### Exercise brief:
Note each line of the entries that includes "JSON". Then copy those lines.

### Task input:
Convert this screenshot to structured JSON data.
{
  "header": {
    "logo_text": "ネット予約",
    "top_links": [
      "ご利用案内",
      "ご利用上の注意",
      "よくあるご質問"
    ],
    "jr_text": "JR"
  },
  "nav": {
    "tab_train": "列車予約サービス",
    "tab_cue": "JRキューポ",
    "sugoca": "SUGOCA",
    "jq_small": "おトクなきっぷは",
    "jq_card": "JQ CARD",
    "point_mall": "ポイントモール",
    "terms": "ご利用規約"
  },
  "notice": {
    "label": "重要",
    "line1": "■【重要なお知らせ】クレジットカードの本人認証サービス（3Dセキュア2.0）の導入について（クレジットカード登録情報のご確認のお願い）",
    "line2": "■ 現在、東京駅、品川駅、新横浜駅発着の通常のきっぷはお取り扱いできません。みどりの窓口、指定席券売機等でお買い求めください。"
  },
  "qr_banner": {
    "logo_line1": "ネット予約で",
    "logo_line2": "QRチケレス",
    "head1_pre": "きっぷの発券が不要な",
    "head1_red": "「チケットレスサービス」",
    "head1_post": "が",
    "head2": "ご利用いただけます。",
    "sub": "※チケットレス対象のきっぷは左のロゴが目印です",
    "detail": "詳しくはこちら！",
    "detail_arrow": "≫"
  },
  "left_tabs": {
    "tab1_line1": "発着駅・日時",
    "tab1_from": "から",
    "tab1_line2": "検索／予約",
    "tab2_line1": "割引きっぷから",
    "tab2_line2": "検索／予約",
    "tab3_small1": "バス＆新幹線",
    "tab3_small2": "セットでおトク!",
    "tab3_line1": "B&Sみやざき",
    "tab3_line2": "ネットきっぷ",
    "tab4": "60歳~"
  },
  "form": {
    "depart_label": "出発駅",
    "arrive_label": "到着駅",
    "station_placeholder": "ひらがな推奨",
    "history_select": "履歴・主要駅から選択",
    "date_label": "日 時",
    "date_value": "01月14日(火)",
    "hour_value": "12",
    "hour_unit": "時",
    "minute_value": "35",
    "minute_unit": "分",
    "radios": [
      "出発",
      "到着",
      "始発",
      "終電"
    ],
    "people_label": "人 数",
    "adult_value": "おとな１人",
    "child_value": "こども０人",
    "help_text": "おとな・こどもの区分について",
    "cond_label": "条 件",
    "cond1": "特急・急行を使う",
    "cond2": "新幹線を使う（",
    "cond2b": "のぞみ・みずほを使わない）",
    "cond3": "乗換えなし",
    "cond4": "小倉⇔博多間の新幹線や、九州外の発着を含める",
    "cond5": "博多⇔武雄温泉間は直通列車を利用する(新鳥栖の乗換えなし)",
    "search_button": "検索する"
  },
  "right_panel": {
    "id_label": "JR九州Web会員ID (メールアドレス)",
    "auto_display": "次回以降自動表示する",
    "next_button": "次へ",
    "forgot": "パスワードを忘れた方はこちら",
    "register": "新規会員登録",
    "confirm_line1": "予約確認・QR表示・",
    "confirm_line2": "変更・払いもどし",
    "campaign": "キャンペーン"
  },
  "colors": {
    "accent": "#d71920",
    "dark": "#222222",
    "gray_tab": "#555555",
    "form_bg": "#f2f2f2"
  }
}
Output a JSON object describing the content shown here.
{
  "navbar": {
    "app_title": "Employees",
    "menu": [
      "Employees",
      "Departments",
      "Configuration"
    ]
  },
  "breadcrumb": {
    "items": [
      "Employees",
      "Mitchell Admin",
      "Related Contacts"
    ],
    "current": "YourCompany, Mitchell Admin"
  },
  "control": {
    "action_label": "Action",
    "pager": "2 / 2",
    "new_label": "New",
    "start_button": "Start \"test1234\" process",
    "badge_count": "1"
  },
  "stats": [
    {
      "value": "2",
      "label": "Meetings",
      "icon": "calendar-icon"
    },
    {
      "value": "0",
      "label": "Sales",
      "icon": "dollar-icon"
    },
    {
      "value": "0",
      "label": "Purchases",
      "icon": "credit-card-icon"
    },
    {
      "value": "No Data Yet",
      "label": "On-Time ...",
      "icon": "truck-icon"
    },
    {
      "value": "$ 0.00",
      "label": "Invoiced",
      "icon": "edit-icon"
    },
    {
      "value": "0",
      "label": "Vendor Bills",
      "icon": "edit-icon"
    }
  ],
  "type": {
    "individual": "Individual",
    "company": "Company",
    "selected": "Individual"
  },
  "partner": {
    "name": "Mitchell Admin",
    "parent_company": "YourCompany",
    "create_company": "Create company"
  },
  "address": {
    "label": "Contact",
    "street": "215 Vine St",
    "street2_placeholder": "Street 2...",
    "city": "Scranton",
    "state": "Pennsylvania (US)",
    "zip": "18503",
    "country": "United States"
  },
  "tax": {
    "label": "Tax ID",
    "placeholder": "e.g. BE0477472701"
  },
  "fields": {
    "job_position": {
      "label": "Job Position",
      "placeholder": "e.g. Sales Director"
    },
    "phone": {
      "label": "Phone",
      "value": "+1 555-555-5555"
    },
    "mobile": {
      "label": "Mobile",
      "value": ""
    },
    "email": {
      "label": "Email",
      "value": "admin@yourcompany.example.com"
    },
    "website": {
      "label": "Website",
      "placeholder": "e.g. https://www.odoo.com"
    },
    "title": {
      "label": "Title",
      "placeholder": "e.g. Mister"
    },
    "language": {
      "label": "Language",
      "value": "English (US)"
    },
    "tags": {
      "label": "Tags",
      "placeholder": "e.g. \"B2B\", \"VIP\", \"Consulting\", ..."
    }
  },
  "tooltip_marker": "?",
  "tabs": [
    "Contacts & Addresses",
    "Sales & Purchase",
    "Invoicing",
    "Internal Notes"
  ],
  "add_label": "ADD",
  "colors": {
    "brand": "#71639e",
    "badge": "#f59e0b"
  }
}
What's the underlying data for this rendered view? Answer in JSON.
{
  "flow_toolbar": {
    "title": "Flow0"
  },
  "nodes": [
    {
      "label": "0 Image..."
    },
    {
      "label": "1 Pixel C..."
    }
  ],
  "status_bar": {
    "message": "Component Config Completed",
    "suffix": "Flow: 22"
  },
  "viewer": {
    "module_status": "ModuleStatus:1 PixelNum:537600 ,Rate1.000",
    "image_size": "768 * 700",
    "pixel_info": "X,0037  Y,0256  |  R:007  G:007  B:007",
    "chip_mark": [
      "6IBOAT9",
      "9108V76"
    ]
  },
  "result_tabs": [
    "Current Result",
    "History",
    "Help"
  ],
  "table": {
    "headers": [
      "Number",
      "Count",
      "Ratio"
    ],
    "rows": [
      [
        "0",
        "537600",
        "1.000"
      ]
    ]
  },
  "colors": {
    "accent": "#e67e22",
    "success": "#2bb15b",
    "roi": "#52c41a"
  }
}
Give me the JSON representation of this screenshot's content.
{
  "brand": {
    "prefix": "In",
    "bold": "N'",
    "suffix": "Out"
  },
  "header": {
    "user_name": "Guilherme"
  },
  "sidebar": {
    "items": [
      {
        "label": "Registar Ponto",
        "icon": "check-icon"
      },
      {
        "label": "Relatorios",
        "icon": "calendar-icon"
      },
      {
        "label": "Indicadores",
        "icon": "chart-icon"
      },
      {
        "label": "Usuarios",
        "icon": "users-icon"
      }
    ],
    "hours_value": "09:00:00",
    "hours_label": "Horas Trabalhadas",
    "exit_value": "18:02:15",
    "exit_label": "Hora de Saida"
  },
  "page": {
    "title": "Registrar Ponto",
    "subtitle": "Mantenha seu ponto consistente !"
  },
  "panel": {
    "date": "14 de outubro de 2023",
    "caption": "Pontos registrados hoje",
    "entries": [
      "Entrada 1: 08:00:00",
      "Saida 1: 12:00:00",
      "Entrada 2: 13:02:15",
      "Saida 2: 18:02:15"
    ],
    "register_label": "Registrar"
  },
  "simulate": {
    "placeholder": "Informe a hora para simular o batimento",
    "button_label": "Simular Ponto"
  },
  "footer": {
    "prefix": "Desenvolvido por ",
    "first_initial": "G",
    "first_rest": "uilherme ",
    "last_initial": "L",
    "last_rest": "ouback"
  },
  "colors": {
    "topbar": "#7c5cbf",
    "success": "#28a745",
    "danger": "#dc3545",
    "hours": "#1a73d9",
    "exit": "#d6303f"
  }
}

### Task answer:
Convert this screenshot to structured JSON data.
Output a JSON object describing the content shown here.
What's the underlying data for this rendered view? Answer in JSON.
Give me the JSON representation of this screenshot's content.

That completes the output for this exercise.